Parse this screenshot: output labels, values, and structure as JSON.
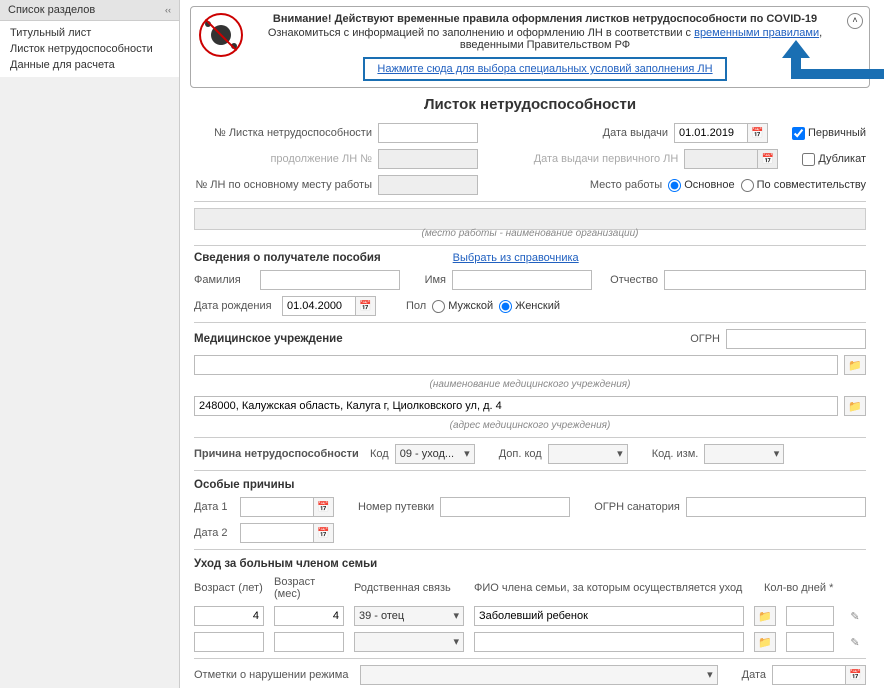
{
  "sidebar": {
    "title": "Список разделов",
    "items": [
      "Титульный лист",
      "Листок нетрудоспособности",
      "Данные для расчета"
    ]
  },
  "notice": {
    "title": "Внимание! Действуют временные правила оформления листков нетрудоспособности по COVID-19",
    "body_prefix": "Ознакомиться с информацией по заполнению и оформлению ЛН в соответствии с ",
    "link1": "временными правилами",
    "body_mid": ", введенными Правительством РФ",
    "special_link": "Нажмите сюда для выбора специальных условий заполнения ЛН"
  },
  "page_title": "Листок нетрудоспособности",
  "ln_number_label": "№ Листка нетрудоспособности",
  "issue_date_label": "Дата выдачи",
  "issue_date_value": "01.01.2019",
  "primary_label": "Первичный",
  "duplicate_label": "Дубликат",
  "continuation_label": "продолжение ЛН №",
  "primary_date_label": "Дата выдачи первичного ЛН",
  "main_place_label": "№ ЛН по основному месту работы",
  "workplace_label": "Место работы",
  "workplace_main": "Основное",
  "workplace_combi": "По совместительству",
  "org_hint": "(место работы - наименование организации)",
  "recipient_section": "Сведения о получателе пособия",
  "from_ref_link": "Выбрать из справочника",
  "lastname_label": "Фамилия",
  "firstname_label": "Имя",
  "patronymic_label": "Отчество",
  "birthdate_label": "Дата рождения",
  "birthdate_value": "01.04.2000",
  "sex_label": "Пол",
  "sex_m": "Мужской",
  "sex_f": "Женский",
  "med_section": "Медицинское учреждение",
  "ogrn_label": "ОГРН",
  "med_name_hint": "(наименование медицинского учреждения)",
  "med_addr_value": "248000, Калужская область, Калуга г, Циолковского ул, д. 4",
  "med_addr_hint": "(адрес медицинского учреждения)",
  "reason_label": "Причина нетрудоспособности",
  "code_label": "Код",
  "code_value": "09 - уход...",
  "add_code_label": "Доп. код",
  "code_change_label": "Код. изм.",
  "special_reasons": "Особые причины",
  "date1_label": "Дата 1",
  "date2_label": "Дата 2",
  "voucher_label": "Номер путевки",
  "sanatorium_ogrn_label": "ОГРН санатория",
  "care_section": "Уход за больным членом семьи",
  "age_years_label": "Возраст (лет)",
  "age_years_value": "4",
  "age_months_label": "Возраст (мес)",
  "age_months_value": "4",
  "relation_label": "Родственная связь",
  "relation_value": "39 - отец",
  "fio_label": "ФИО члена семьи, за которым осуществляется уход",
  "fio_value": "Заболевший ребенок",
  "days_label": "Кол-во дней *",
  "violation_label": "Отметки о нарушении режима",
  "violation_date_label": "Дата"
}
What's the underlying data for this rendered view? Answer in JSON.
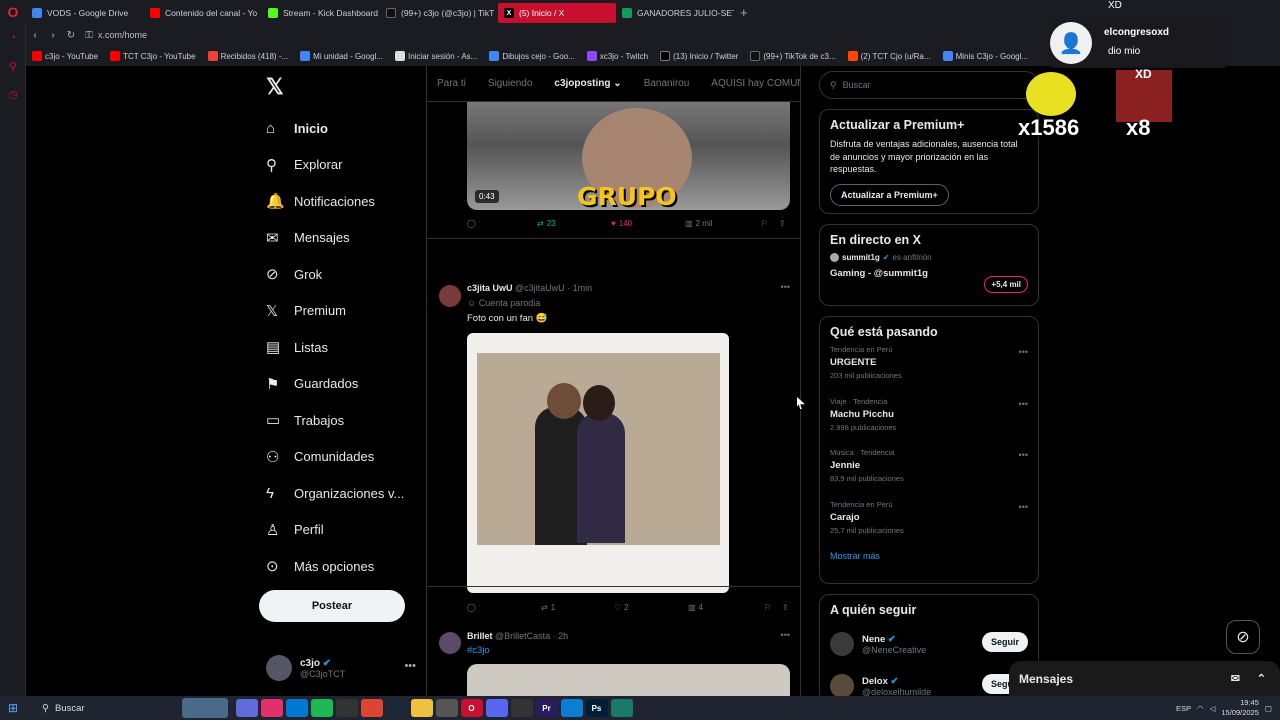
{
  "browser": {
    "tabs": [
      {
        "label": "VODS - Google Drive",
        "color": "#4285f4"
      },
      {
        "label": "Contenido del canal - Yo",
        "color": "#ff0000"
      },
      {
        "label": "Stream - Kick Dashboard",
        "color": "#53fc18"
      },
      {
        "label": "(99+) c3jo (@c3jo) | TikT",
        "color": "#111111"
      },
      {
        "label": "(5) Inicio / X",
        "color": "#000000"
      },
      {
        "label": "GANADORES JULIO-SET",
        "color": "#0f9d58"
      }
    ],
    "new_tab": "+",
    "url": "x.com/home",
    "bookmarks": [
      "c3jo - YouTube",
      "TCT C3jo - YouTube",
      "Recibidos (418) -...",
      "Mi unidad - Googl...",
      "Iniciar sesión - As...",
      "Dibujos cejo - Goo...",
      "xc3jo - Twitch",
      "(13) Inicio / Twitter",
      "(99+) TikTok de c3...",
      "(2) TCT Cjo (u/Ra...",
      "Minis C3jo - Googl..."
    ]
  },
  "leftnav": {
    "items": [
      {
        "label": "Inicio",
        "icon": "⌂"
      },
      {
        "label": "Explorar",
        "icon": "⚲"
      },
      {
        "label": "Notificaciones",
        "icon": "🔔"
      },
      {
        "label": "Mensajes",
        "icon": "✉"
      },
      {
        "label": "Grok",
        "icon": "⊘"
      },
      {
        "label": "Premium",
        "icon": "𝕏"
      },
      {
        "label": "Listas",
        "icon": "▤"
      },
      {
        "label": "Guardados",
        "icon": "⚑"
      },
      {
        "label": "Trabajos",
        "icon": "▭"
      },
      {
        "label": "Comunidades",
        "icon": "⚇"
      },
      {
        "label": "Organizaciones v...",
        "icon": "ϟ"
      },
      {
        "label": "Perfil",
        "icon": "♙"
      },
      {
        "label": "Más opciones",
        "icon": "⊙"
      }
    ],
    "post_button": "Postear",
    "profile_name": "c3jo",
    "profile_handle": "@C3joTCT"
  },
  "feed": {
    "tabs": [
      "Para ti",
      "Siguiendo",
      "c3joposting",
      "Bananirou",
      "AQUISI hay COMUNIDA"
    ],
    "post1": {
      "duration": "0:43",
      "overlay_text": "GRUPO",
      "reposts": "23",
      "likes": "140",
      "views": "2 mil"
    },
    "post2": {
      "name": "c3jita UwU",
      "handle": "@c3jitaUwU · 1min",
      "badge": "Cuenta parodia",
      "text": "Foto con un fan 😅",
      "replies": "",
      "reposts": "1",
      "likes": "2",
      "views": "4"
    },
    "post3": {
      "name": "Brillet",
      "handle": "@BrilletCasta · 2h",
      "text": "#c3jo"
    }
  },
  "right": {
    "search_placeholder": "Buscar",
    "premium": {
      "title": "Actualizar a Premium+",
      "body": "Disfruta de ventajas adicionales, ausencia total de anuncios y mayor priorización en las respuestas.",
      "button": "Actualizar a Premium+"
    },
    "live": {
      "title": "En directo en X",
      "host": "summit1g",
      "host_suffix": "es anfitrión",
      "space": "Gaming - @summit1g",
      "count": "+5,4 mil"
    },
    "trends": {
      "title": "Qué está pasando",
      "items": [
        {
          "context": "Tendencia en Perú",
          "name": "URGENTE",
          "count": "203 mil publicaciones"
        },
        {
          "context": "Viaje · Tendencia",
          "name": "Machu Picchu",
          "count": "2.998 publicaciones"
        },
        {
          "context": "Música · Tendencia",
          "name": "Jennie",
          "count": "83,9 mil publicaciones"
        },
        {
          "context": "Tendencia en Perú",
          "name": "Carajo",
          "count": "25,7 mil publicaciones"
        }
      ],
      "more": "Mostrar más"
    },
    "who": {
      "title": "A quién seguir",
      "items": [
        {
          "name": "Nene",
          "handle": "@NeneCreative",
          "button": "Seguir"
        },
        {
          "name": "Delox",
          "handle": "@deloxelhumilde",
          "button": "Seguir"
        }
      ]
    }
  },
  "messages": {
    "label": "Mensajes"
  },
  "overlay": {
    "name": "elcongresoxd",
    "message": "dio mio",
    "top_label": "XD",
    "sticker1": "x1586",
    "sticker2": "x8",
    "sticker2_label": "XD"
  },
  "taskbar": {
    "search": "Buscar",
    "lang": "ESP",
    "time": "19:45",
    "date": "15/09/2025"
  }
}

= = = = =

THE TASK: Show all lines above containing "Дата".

OUTPUT BELOW:
  "issue_date_label": "Дата выдачи",
  "primary_date_label": "Дата выдачи первичного ЛН",
  "birthdate_label": "Дата рождения",
  "date1_label": "Дата 1",
  "date2_label": "Дата 2",
  "violation_date_label": "Дата"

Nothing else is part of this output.